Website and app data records
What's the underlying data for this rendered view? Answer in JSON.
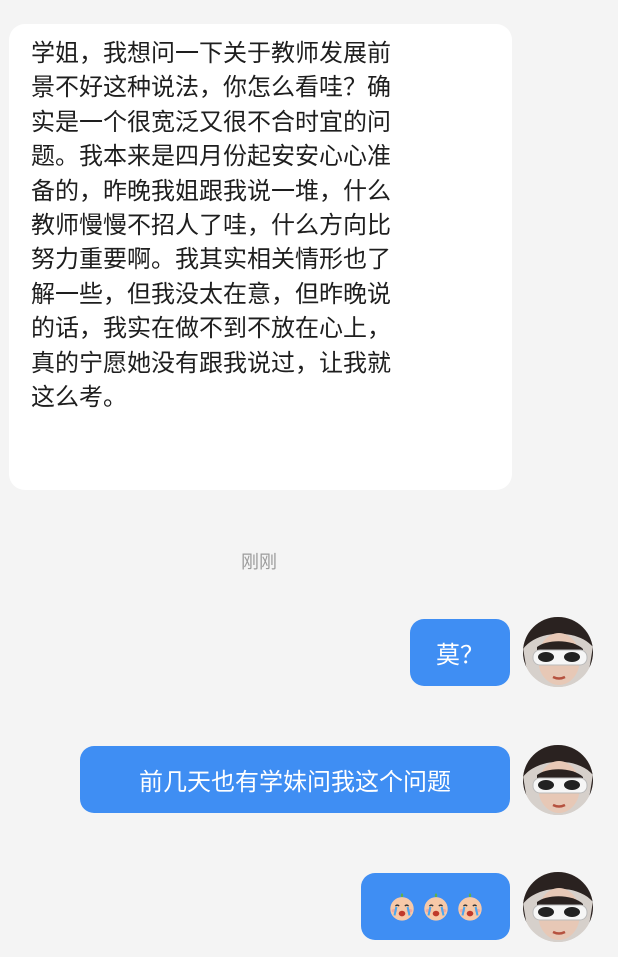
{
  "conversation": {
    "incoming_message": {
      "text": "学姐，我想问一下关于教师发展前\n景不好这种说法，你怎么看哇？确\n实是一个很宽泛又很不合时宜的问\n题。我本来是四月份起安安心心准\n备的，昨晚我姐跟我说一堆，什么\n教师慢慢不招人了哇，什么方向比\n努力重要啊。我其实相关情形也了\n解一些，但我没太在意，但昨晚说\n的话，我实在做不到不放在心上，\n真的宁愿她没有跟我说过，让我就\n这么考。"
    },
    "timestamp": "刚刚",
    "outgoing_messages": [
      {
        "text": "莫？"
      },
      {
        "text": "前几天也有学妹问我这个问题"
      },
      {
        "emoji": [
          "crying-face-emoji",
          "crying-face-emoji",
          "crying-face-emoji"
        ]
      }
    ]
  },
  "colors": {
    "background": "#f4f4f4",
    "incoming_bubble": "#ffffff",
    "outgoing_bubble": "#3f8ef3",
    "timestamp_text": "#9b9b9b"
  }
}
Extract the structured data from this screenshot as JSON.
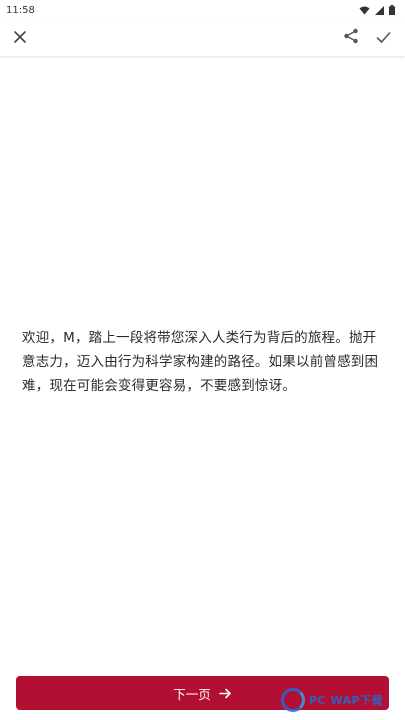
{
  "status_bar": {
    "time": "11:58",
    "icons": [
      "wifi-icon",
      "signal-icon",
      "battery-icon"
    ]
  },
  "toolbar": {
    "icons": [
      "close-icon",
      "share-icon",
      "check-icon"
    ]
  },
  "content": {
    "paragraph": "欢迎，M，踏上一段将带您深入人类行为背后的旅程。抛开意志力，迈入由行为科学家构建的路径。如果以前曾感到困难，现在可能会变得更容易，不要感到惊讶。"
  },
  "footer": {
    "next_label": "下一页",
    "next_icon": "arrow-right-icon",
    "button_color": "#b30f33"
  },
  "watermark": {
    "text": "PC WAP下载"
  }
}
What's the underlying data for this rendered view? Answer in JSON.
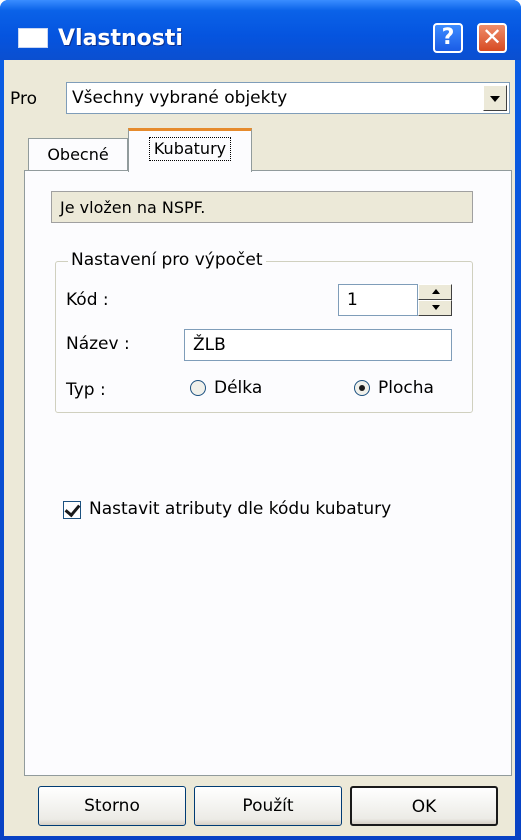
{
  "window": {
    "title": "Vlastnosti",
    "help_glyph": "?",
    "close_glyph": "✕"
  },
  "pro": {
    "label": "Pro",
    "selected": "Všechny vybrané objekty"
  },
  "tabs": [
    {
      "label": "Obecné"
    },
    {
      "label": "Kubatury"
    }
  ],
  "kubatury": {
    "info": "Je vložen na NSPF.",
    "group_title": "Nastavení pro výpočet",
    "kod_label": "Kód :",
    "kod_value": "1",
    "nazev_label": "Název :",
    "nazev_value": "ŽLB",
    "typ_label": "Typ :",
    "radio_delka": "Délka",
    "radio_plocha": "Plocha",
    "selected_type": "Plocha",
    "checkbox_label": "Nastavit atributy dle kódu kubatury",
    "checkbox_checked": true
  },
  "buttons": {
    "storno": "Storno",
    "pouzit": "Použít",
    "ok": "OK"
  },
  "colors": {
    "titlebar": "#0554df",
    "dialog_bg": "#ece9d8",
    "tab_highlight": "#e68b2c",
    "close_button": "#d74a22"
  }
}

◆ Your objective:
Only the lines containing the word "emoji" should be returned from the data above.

◆ Answer section:
        "emoji": [
          "crying-face-emoji",
          "crying-face-emoji",
          "crying-face-emoji"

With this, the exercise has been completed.